I’m getting so mired in the contextual politics of the storytelling though that I’m ignoring how X-Force #12 functions as a comic book. Art duties are once again handled by Bazaldua, her fourth issue in the series, and I’m enjoying each entry more and more. For all that she doesn’t quite nail some little details (I still think her Beast is a little too lean), her dynamism and her panel layouts are fantastic; there is a scene in this issue of Omega Red hunting some of Krakoa’s native wildlife that carries a breathless (if grisly) kind of beauty. I also appreciate the way that she presents Mikhail Rasputin; he’s large, physically imposing, and his design naturally allows for a lot of drama in motion, what with a simple bodysuit and a bright red cape. Bazaldua takes that design and runs with it, depicting him swooping and swirling with abandon. It makes for a lush viewing.
There’s another bit with the art that I’m curious about; in a later scene when Beast comes upon Colossus, the latter armors up, instinctively. It echoes Betty Banner’s transformation into Harpy whenever Bruce attempts to speak to her in Immortal Hulk; it’s simply all she’s willing to give him. In the same way, Colossus is all that Piotr Rasuptin will give to the X-Men, it seems; while he will let his armor fall around this Kayla, the mysterious purple flower girl, she appears to be the only one. I don’t know if this bit was in the script or if it was something that Bazaldua improvised, but she renders it beautifully, and it’s telling that it’s the thing I noticed, despite both Piotr and Hank being present in the same panel.

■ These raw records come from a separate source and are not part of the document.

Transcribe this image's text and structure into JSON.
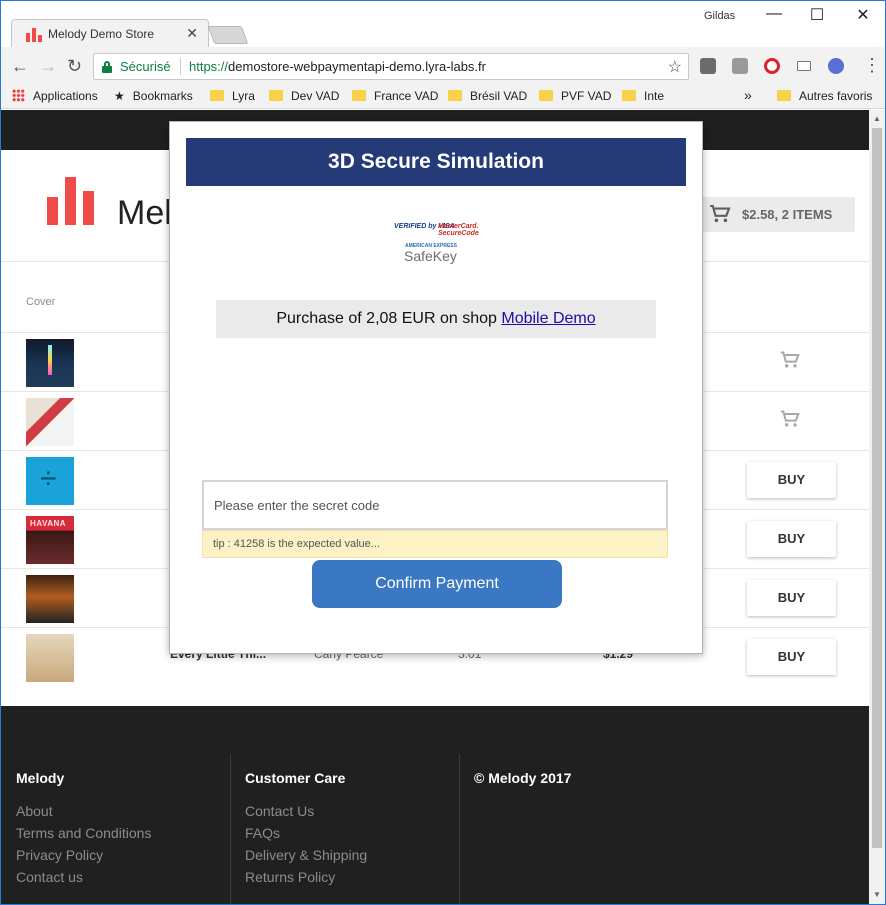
{
  "browser": {
    "tab_title": "Melody Demo Store",
    "tab_close": "✕",
    "user": "Gildas",
    "win_minimize": "—",
    "win_maximize": "☐",
    "win_close": "✕",
    "back": "←",
    "forward": "→",
    "reload": "↻",
    "secure_label": "Sécurisé",
    "url_scheme": "https://",
    "url_rest": "demostore-webpaymentapi-demo.lyra-labs.fr",
    "star": "☆",
    "more_bookmarks": "»",
    "bookmarks": [
      "Applications",
      "Bookmarks",
      "Lyra",
      "Dev VAD",
      "France VAD",
      "Brésil VAD",
      "PVF VAD",
      "Inte",
      "Autres favoris"
    ]
  },
  "store": {
    "brand_visible": "Mel",
    "cart_label": "$2.58, 2 ITEMS",
    "cover_header": "Cover",
    "buy_label": "BUY",
    "last_row": {
      "title": "Every Little Thi...",
      "artist": "Carly Pearce",
      "duration": "3:01",
      "price": "$1.29"
    }
  },
  "modal": {
    "title": "3D Secure Simulation",
    "logo_vbv": "VERIFIED by VISA",
    "logo_msc": "MasterCard. SecureCode",
    "logo_amex": "AMERICAN EXPRESS",
    "logo_safekey": "SafeKey",
    "purchase_prefix": "Purchase of 2,08 EUR on shop ",
    "shop_name": "Mobile Demo",
    "code_placeholder": "Please enter the secret code",
    "tip": "tip : 41258 is the expected value...",
    "confirm_label": "Confirm Payment"
  },
  "footer": {
    "col1_title": "Melody",
    "col1_links": [
      "About",
      "Terms and Conditions",
      "Privacy Policy",
      "Contact us"
    ],
    "col2_title": "Customer Care",
    "col2_links": [
      "Contact Us",
      "FAQs",
      "Delivery & Shipping",
      "Returns Policy"
    ],
    "col3_title": "© Melody 2017"
  },
  "colors": {
    "accent_red": "#f04b4b",
    "modal_header": "#253b78",
    "confirm_button": "#3a78c3",
    "tip_background": "#fdf1c6",
    "footer_background": "#202020"
  }
}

I was not expecting X-Force to be as emotional a book as it is, and it will certainly pale in comparison to the other big reveals in X-books this week, but damn if it isn’t a tale that proves deeply satisfying, every issue.